“As part of our overall resource planning, we anticipate the range of customer demand expected and, knowing any number of factors could impact demand, we maintain a reserve margin – which is essentially extra generation capacity – on hand to serve customers in the event the load is higher than forecast or if certain generation is not available,” she said.
Renewables to the rescue
The regional transmission organizations PJM and MISO both rely on more renewable energy than LG&E and KU. MISO in particular had significant amounts of wind power online and was able to help supply electricity to the Southeast, Mahan said.
Winter storm Elliott and winter storm Uri, which hit Texas in 2021, have demonstrated that renewables including solar and wind improve the reliability of the power grid, Mahan said.
“Having a diversified portfolio is the best way to defend against these extreme weather events,” Mahan said. “We saw MISO did not have rolling blackouts, PJM didn’t have rolling blackouts, and without those markets nearby, things would have been a whole lot worse for Kentucky.”
LG&E and KU are currently seeking approval from utility regulators to build two new natural gas plants and a smaller amount of solar energy and storage.
The Federal Energy Regulatory Commission and the North American Electric Reliability Corporation are now investigating how the cold weather contributed to power outages for millions across the country.

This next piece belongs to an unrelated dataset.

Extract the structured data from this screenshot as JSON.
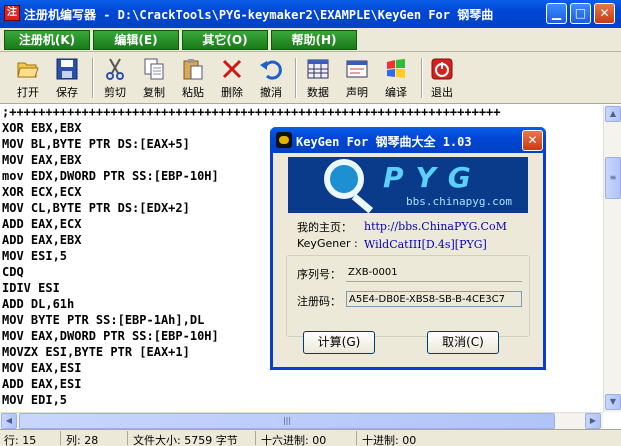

“This storm underscores the increasing frequency of significant extreme weather events (the fifth major winter event in the last 11 years) and underscores the need for the electric sector to change its planning scenarios and preparations for extreme events,” NERC President and CEO Jim Robb said in a press release.